Prof. Sanderson has more than 30 years' experience in development and emergencies in the urban context, working across policy and project management internationally. An expert in urban disaster resilience, he has led post-disaster reviews in Haiti, Pakistan, Bangladesh, India, the Philippines and Nepal.
He has developed global guidelines for humanitarian responses to urban disaster recovery: notably the 2019 Urban Humanitarian Response Good Practice Review for global thinktank the Overseas Development Institute and the 2020 Using the Sphere Standards in Urban Settings guide. These guidelines are recognised by humanitarian aid agencies across the world. Prof. Sanderson was also co-editor of the 2016 Red Cross World Disasters Report, focusing on resilience.
Prof. Sanderson’s findings from the Good Practice Review were distilled into ten takeaways that he communicated in his contribution to the recent UN Global Lecture Series, UN-HABITAT.
With global urban growth at a staggering 1.4 million people per week, almost all crises are on the rise, he says. “This can be attributed in part to large numbers of people living in dangerous places and also to the effects of climate change.
“To keep up [with this changing context], humanitarian aid also needs to urbanise,” he says. This means a move from a paternalistic to a more engaged model of response where development agencies “listen more effectively” to local needs.
“Aid should stop seeing people affected by disaster as helpless victims, but rather as survivors who need help to recover as quickly and effectively as possible,” he says. “This change in mindset means that the role of aid agencies is to support people in their recovery, rather than to provide the answers.
“Simple as this sounds, too often people are not consulted on what they actually want, leading to wasted or inappropriate aid responses.”
Youth help pack relief kits for tsunami-stricken communities in Solomon Islands. Photo: Lou Anderson/AusAID.

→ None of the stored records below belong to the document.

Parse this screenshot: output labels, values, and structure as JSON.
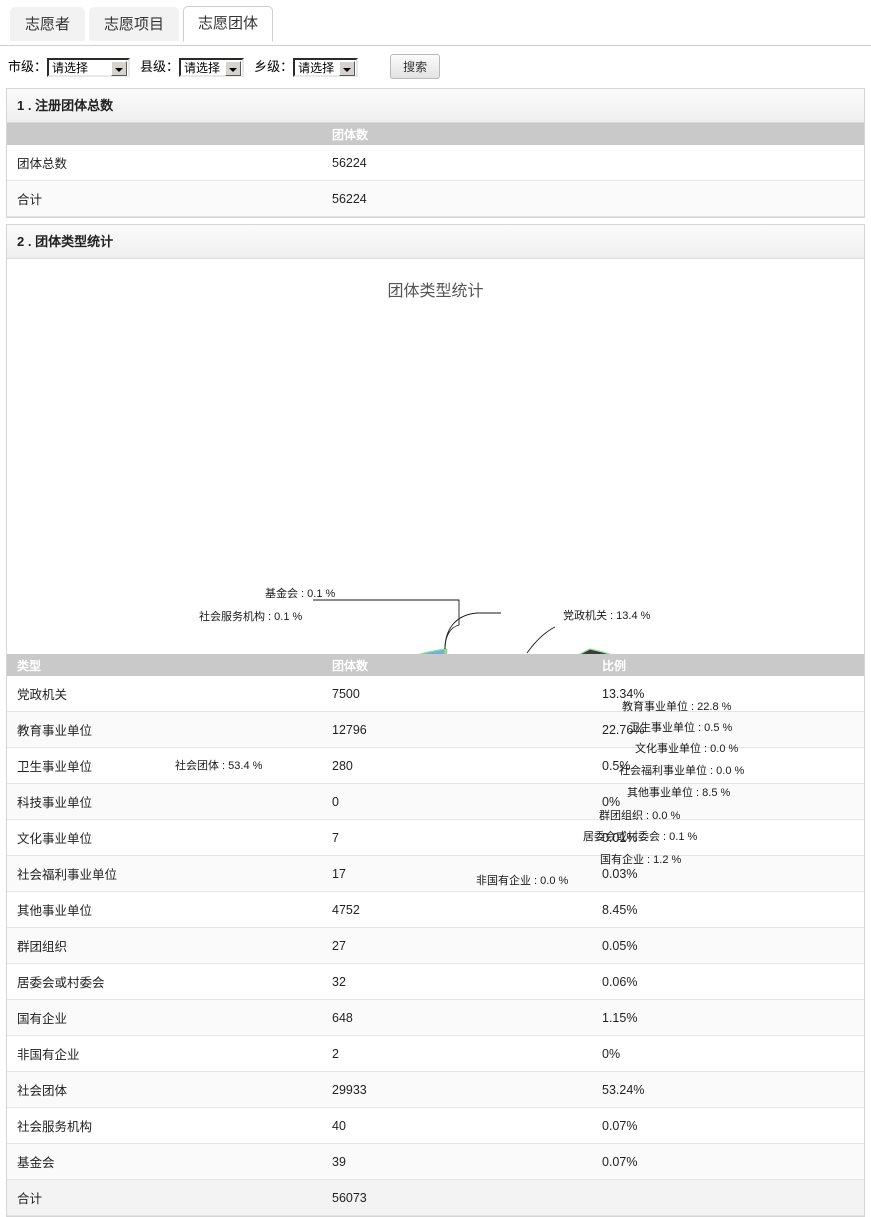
{
  "tabs": [
    {
      "label": "志愿者",
      "active": false
    },
    {
      "label": "志愿项目",
      "active": false
    },
    {
      "label": "志愿团体",
      "active": true
    }
  ],
  "filters": {
    "city": {
      "label": "市级：",
      "value": "请选择"
    },
    "county": {
      "label": "县级：",
      "value": "请选择"
    },
    "town": {
      "label": "乡级：",
      "value": "请选择"
    },
    "search_button": "搜索"
  },
  "section1": {
    "title": "1 . 注册团体总数",
    "columns": [
      "",
      "团体数"
    ],
    "rows": [
      {
        "name": "团体总数",
        "count": "56224"
      },
      {
        "name": "合计",
        "count": "56224"
      }
    ]
  },
  "section2": {
    "title": "2 . 团体类型统计",
    "columns": [
      "类型",
      "团体数",
      "比例"
    ],
    "rows": [
      {
        "type": "党政机关",
        "count": "7500",
        "ratio": "13.34%"
      },
      {
        "type": "教育事业单位",
        "count": "12796",
        "ratio": "22.76%"
      },
      {
        "type": "卫生事业单位",
        "count": "280",
        "ratio": "0.5%"
      },
      {
        "type": "科技事业单位",
        "count": "0",
        "ratio": "0%"
      },
      {
        "type": "文化事业单位",
        "count": "7",
        "ratio": "0.01%"
      },
      {
        "type": "社会福利事业单位",
        "count": "17",
        "ratio": "0.03%"
      },
      {
        "type": "其他事业单位",
        "count": "4752",
        "ratio": "8.45%"
      },
      {
        "type": "群团组织",
        "count": "27",
        "ratio": "0.05%"
      },
      {
        "type": "居委会或村委会",
        "count": "32",
        "ratio": "0.06%"
      },
      {
        "type": "国有企业",
        "count": "648",
        "ratio": "1.15%"
      },
      {
        "type": "非国有企业",
        "count": "2",
        "ratio": "0%"
      },
      {
        "type": "社会团体",
        "count": "29933",
        "ratio": "53.24%"
      },
      {
        "type": "社会服务机构",
        "count": "40",
        "ratio": "0.07%"
      },
      {
        "type": "基金会",
        "count": "39",
        "ratio": "0.07%"
      },
      {
        "type": "合计",
        "count": "56073",
        "ratio": ""
      }
    ]
  },
  "chart_data": {
    "type": "pie",
    "title": "团体类型统计",
    "legend_position": "callout-labels",
    "labels": [
      "基金会 : 0.1 %",
      "社会服务机构 : 0.1 %",
      "党政机关 : 13.4 %",
      "教育事业单位 : 22.8 %",
      "卫生事业单位 : 0.5 %",
      "文化事业单位 : 0.0 %",
      "社会福利事业单位 : 0.0 %",
      "其他事业单位 : 8.5 %",
      "群团组织 : 0.0 %",
      "居委会或村委会 : 0.1 %",
      "国有企业 : 1.2 %",
      "非国有企业 : 0.0 %",
      "社会团体 : 53.4 %"
    ],
    "categories": [
      "党政机关",
      "教育事业单位",
      "卫生事业单位",
      "科技事业单位",
      "文化事业单位",
      "社会福利事业单位",
      "其他事业单位",
      "群团组织",
      "居委会或村委会",
      "国有企业",
      "非国有企业",
      "社会团体",
      "社会服务机构",
      "基金会"
    ],
    "values": [
      13.4,
      22.8,
      0.5,
      0.0,
      0.0,
      0.0,
      8.5,
      0.0,
      0.1,
      1.2,
      0.0,
      53.4,
      0.1,
      0.1
    ],
    "counts": [
      7500,
      12796,
      280,
      0,
      7,
      17,
      4752,
      27,
      32,
      648,
      2,
      29933,
      40,
      39
    ],
    "colors": {
      "blue": "#6fb0e3",
      "dark": "#3c3c40",
      "pink": "#ea3f68",
      "green_border": "#8ede8e"
    }
  }
}
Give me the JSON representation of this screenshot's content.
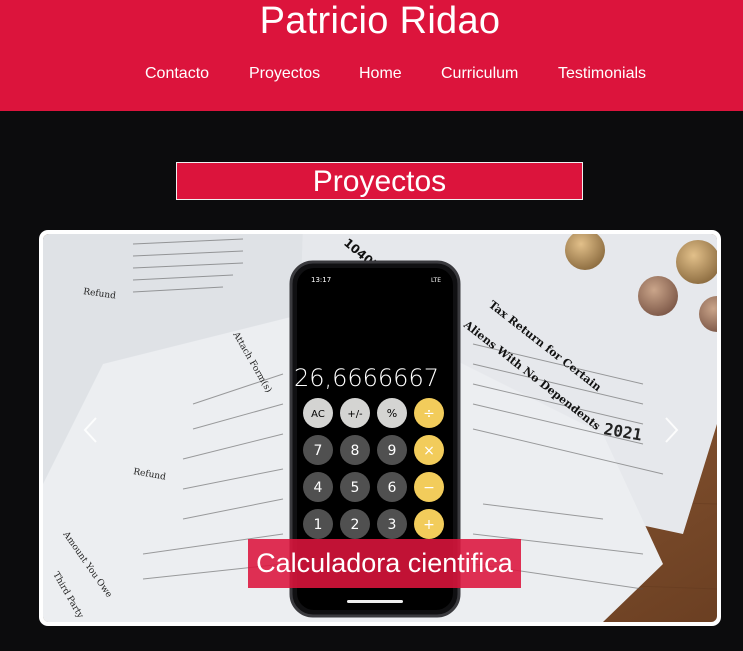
{
  "header": {
    "title": "Patricio Ridao",
    "nav": [
      {
        "label": "Contacto"
      },
      {
        "label": "Proyectos"
      },
      {
        "label": "Home"
      },
      {
        "label": "Curriculum"
      },
      {
        "label": "Testimonials"
      }
    ],
    "color": "#dc143c"
  },
  "section": {
    "title": "Proyectos"
  },
  "carousel": {
    "active_caption": "Calculadora cientifica",
    "prev_icon": "chevron-left-icon",
    "next_icon": "chevron-right-icon",
    "phone": {
      "time": "13:17",
      "display": "26,6666667",
      "keys": [
        [
          "AC",
          "+/-",
          "%",
          "÷"
        ],
        [
          "7",
          "8",
          "9",
          "×"
        ],
        [
          "4",
          "5",
          "6",
          "−"
        ],
        [
          "1",
          "2",
          "3",
          "+"
        ]
      ]
    },
    "document": {
      "form": "1040NR-EZ",
      "year": "2021",
      "heading": "Tax Return for Certain Nonresident Aliens With No Dependents"
    }
  }
}
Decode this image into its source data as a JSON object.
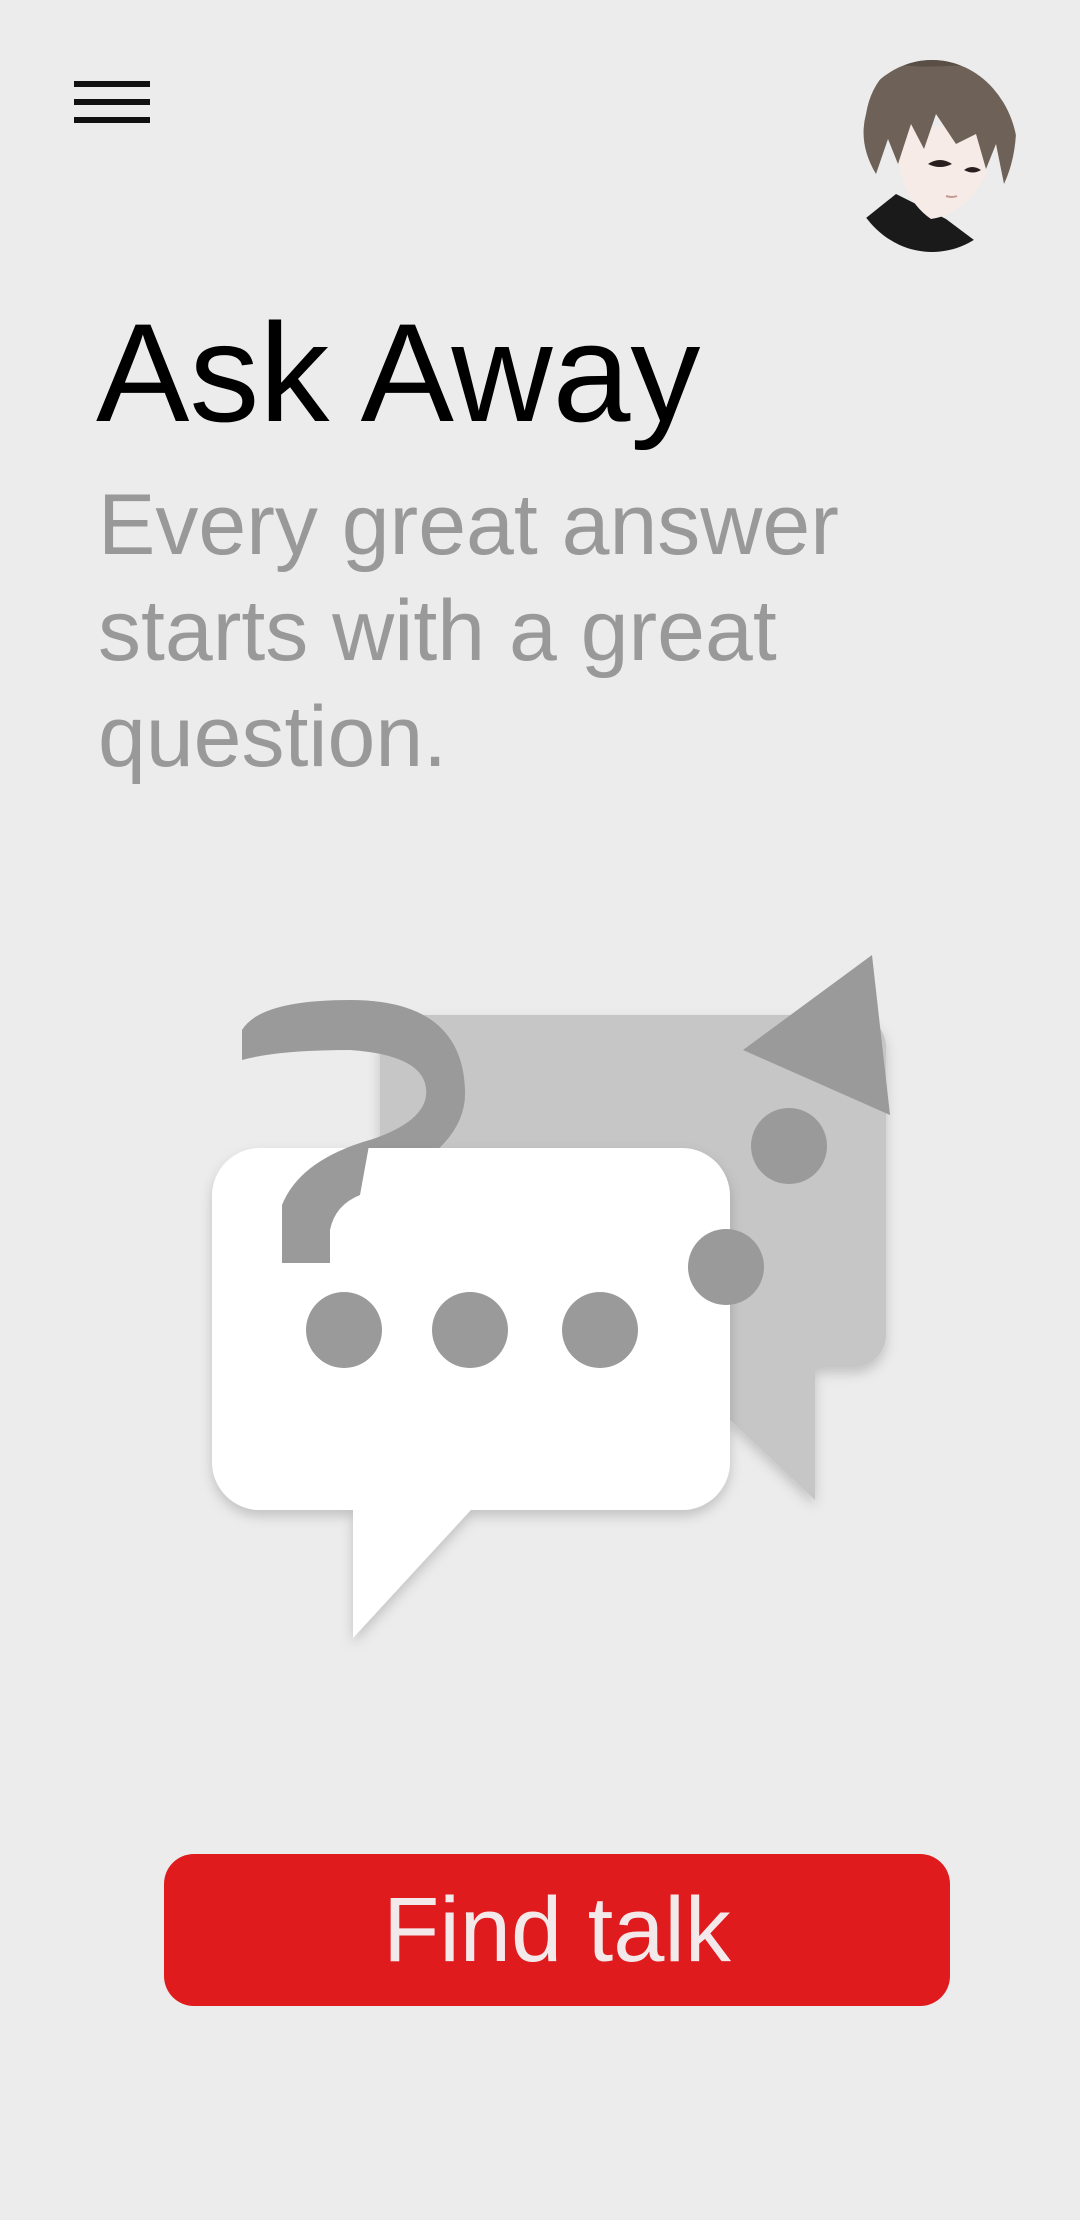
{
  "header": {
    "menu_icon": "hamburger-menu-icon",
    "avatar_icon": "anime-boy-avatar"
  },
  "hero": {
    "title": "Ask Away",
    "subtitle": "Every great answer starts with a great question."
  },
  "illustration": {
    "icon": "question-chat-bubbles-icon"
  },
  "cta": {
    "label": "Find talk"
  },
  "colors": {
    "background": "#ececec",
    "accent": "#e01b1e",
    "subtitle": "#999999",
    "illustration_gray": "#9a9a9a",
    "bubble_back": "#c6c6c6",
    "bubble_front": "#ffffff"
  }
}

Lead image: Humanitarian aid needs to move to a more engaged model of response where development agencies “listen more effectively” to local needs, says UNSW's Professor Sanderson. Image: Reverend Gerald Billings.
This article was originally published in 2022.